In each art exhibition I have done of late, there appears to be one archetypal image that speaks to people. During my last show it was a photograph entitled Blue Dress, which was taken in Mississippi in an abandoned house during our sabbatical in 2002. I sold the original print on opening night and so many people wanted a copy, I decided to create a Limited Edition Fine Art Giclee Series of the image.


Many women came to me and spoke of their attraction to this image, but did not "understand" why. One woman said it reminded her of the exact dress her
mother wore in an image she has of her wedding day, even though her mother’s dress was not blue. I
understood this from a larger perspective, that of the archetypal image. The language of myth and the collective

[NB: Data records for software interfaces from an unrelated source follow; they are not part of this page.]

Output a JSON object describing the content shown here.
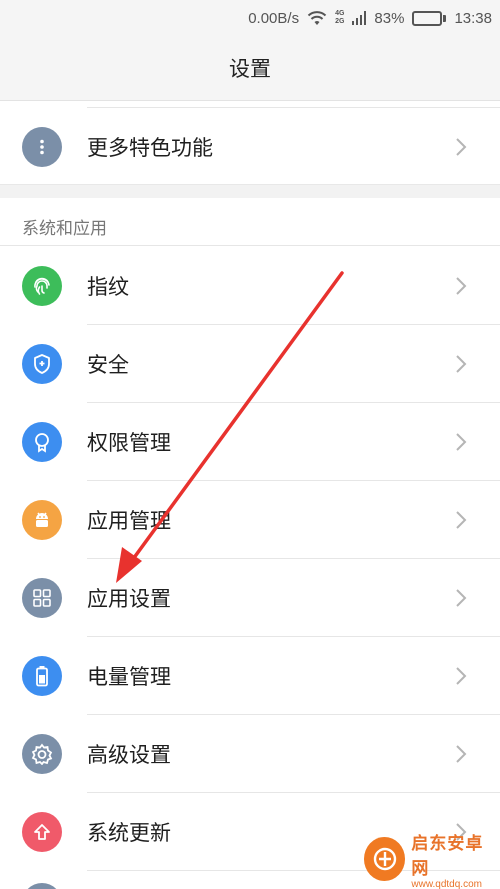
{
  "status_bar": {
    "net_speed": "0.00B/s",
    "net_tag_top": "4G",
    "net_tag_bottom": "2G",
    "battery_percent": "83%",
    "battery_level": 0.83,
    "time": "13:38"
  },
  "header": {
    "title": "设置"
  },
  "top_rows": [
    {
      "label": "更多特色功能",
      "icon": "more-dots-icon",
      "color": "#7b8fa8"
    }
  ],
  "section": {
    "header": "系统和应用"
  },
  "rows": [
    {
      "label": "指纹",
      "icon": "fingerprint-icon",
      "color": "#3dbd5a"
    },
    {
      "label": "安全",
      "icon": "shield-icon",
      "color": "#3d8ef0"
    },
    {
      "label": "权限管理",
      "icon": "badge-icon",
      "color": "#3d8ef0"
    },
    {
      "label": "应用管理",
      "icon": "android-icon",
      "color": "#f5a443"
    },
    {
      "label": "应用设置",
      "icon": "grid-icon",
      "color": "#7b8fa8"
    },
    {
      "label": "电量管理",
      "icon": "battery-icon",
      "color": "#3d8ef0"
    },
    {
      "label": "高级设置",
      "icon": "gear-icon",
      "color": "#7b8fa8"
    },
    {
      "label": "系统更新",
      "icon": "arrow-up-icon",
      "color": "#f05a6a"
    }
  ],
  "annotation": {
    "arrow_color": "#e8322e"
  },
  "watermark": {
    "name": "启东安卓网",
    "url": "www.qdtdq.com"
  }
}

What is an archetypal image? They are symbols that occur in and throughout time and are often repetitive in nature. They often represent content within the psyche that speaks to us in an unconscious way. When the archetypes surface as conscious images, they do so in the form of images, figures and icons.

C. G. Jung believed that archetypes are collective and therefore part of everyone’s psyche. Ultimately they are a universal phenomenon and part of the collective unconscious. In simpler language, an archetypal image generally speaks to our soul and captures feelings and emotions that we may not be able to tap into in a conscious way. This is why I believe art and creativity speak their own language. A language that our intellectual mind can’t always rationalize or reason.

Heart on Her Sleeve apparently is another of those iconic images. The original mixed-media canvas sold from my studio before I was able to hand it in the show. Several people have contacted me to purchase the image, so I am once again creating a Limited Edition Fine Art Giclee Print series.


Size 12×12 canvas
Original Caption: "They told her she wore her heart on her sleeve, so she tried holding it up to see what might happen."

As artist’s we are very familiar with archetypal images. I don’t "plan" my art. As an expressive arts therapist I have an aversion to that way of working. It works for some, but it is not the way I create. that is what makes the world go round…we all have unique ways in which we approach things.  Even if we begin with an idea, the journey of the artist is to bring forth imagery that speaks the language of our souls. It would be easy to try and "think" about what our clients might want, yet in so many ways, that defeats the purpose of what we do in the world. It would be cheating ourselves of the space to create from our hearts and to indulge in the true creative process, where time and space have no meaning.

The Create It Challenge: Take some time in your studio this week to create a piece that begins with a feeling, not a thought or an idea. Create your own archetypal image…you might be surprised to see what shows up. Feel free to let us know what you have discovered by posting a comment or two.